- **REQUIREMENT**
Across the listing, count the lines that include the string "post". Give nothing besides the number.

- **DATA IN THIS EXERCISE**
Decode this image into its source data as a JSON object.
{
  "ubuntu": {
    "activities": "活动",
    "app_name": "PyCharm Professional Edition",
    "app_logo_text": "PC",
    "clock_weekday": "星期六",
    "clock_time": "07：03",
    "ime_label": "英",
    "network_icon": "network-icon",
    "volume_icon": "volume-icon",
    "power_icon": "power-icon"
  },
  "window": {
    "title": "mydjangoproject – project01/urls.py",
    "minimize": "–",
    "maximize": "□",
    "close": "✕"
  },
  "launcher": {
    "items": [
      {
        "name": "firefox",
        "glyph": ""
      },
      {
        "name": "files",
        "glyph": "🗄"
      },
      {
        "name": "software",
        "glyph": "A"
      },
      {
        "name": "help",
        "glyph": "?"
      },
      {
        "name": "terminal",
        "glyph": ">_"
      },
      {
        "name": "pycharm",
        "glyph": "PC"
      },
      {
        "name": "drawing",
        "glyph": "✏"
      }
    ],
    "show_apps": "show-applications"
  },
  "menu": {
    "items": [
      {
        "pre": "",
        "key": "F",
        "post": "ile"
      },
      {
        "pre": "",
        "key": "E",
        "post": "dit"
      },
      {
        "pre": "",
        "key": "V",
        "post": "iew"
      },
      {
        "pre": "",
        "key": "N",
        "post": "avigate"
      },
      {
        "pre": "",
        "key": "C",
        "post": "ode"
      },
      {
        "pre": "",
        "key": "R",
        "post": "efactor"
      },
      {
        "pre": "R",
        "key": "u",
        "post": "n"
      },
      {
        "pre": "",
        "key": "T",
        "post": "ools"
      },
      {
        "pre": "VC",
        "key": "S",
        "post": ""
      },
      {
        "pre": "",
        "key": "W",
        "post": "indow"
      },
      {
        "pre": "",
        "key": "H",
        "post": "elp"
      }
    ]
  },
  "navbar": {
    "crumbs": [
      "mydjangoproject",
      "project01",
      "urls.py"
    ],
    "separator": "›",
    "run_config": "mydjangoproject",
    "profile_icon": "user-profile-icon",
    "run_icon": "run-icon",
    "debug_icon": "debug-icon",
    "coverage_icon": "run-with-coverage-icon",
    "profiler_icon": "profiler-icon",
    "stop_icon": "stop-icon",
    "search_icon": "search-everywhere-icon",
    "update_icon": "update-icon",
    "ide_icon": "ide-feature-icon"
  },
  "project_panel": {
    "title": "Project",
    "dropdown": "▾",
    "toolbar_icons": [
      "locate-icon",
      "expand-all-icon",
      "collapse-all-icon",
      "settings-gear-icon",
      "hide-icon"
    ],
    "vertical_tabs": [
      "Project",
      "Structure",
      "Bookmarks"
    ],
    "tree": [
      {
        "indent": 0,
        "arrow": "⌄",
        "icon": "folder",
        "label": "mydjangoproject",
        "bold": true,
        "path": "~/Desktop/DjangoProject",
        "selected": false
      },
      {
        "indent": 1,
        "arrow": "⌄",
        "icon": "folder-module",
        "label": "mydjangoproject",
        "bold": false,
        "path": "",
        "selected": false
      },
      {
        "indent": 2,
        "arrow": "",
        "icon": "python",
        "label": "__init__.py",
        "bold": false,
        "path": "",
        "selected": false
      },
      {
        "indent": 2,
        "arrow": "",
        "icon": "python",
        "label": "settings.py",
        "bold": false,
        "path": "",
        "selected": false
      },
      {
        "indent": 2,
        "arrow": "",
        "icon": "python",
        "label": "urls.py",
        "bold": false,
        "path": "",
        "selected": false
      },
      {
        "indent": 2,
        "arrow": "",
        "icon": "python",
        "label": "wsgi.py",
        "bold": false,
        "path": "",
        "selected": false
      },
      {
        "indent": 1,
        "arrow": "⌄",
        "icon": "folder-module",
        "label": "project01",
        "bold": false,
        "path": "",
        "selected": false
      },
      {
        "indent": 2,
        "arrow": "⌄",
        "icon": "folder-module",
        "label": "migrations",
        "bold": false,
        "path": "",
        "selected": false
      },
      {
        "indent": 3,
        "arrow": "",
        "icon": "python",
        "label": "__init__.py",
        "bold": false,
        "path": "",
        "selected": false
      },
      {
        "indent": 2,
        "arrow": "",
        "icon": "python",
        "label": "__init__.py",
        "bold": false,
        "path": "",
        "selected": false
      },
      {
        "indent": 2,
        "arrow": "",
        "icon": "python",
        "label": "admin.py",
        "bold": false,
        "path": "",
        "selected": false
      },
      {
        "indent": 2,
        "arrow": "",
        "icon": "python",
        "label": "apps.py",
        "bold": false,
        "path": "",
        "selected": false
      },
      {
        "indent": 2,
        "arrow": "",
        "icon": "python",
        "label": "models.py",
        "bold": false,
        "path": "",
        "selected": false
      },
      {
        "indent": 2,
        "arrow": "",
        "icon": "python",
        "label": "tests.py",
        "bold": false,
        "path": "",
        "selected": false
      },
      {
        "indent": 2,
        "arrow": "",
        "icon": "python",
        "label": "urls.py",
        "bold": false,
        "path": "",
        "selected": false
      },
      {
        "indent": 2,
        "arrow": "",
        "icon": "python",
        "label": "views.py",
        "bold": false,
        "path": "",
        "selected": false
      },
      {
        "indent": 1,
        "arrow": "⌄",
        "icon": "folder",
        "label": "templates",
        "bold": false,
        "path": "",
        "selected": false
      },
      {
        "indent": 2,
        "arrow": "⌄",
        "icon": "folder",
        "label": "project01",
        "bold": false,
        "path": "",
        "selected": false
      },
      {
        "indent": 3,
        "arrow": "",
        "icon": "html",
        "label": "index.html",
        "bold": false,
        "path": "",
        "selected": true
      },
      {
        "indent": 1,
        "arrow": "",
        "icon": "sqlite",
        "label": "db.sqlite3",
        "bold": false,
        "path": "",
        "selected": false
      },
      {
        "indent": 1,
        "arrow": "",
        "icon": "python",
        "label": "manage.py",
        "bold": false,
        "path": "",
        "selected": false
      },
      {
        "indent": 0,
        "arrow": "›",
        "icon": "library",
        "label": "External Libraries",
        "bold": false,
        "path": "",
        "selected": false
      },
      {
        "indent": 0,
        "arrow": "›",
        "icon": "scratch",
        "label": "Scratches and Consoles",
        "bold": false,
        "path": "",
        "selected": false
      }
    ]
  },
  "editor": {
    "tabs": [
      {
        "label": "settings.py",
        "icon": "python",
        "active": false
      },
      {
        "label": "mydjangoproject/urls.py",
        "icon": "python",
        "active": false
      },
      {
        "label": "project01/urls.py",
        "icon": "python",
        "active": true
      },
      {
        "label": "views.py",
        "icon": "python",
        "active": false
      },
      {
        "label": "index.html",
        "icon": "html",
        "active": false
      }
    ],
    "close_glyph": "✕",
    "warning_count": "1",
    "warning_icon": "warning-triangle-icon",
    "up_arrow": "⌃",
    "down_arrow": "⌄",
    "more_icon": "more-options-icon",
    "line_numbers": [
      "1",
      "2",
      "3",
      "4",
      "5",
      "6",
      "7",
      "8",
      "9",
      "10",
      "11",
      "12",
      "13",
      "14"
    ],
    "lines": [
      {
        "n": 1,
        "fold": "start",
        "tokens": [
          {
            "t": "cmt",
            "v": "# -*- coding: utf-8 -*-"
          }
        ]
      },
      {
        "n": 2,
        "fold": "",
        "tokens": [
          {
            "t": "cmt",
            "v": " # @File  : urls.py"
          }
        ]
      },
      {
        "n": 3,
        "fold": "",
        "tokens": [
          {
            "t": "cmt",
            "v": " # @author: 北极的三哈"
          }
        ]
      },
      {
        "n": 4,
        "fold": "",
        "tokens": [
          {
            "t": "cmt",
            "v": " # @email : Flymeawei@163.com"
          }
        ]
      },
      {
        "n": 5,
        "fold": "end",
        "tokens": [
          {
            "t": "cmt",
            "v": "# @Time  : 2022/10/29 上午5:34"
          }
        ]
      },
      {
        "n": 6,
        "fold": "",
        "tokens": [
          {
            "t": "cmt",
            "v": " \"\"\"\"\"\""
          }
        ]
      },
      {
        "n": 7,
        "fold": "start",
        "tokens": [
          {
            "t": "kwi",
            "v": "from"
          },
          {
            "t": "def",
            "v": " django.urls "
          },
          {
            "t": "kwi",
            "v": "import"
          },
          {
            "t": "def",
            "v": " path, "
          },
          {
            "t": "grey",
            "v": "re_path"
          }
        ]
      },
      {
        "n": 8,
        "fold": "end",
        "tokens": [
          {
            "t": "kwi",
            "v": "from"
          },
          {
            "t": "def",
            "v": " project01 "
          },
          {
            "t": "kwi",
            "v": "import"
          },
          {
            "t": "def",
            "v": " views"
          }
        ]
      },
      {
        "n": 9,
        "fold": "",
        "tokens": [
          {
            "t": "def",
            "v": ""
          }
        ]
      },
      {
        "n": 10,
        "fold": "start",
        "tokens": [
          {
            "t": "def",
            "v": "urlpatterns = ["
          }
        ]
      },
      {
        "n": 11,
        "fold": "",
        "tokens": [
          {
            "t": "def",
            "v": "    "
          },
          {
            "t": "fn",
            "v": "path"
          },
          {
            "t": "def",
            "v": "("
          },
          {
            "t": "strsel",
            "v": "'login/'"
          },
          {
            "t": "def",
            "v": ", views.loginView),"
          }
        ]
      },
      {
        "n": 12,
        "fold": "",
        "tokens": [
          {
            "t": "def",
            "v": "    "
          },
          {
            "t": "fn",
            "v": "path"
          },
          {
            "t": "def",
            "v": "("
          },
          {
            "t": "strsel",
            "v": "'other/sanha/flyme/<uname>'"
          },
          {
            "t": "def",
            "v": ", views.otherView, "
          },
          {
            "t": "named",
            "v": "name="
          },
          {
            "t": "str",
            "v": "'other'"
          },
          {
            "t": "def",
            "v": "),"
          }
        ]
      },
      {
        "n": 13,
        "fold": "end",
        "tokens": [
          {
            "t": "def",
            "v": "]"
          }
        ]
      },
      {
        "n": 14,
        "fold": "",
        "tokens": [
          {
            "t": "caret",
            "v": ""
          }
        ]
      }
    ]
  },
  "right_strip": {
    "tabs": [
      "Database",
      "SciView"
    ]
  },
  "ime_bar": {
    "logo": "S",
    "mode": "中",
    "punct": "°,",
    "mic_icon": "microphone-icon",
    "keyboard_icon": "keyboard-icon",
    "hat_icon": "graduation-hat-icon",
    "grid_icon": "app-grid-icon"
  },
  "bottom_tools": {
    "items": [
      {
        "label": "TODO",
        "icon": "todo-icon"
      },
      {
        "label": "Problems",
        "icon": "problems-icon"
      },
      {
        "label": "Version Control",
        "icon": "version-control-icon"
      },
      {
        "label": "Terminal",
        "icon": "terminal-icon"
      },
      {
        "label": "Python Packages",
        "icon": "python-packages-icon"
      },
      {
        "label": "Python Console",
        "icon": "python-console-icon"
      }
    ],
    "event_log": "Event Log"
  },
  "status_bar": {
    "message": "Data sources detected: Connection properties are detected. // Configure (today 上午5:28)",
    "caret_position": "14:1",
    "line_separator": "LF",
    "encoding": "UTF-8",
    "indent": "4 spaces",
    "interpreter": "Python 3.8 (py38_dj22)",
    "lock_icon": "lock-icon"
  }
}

- **TASK RESULT**
11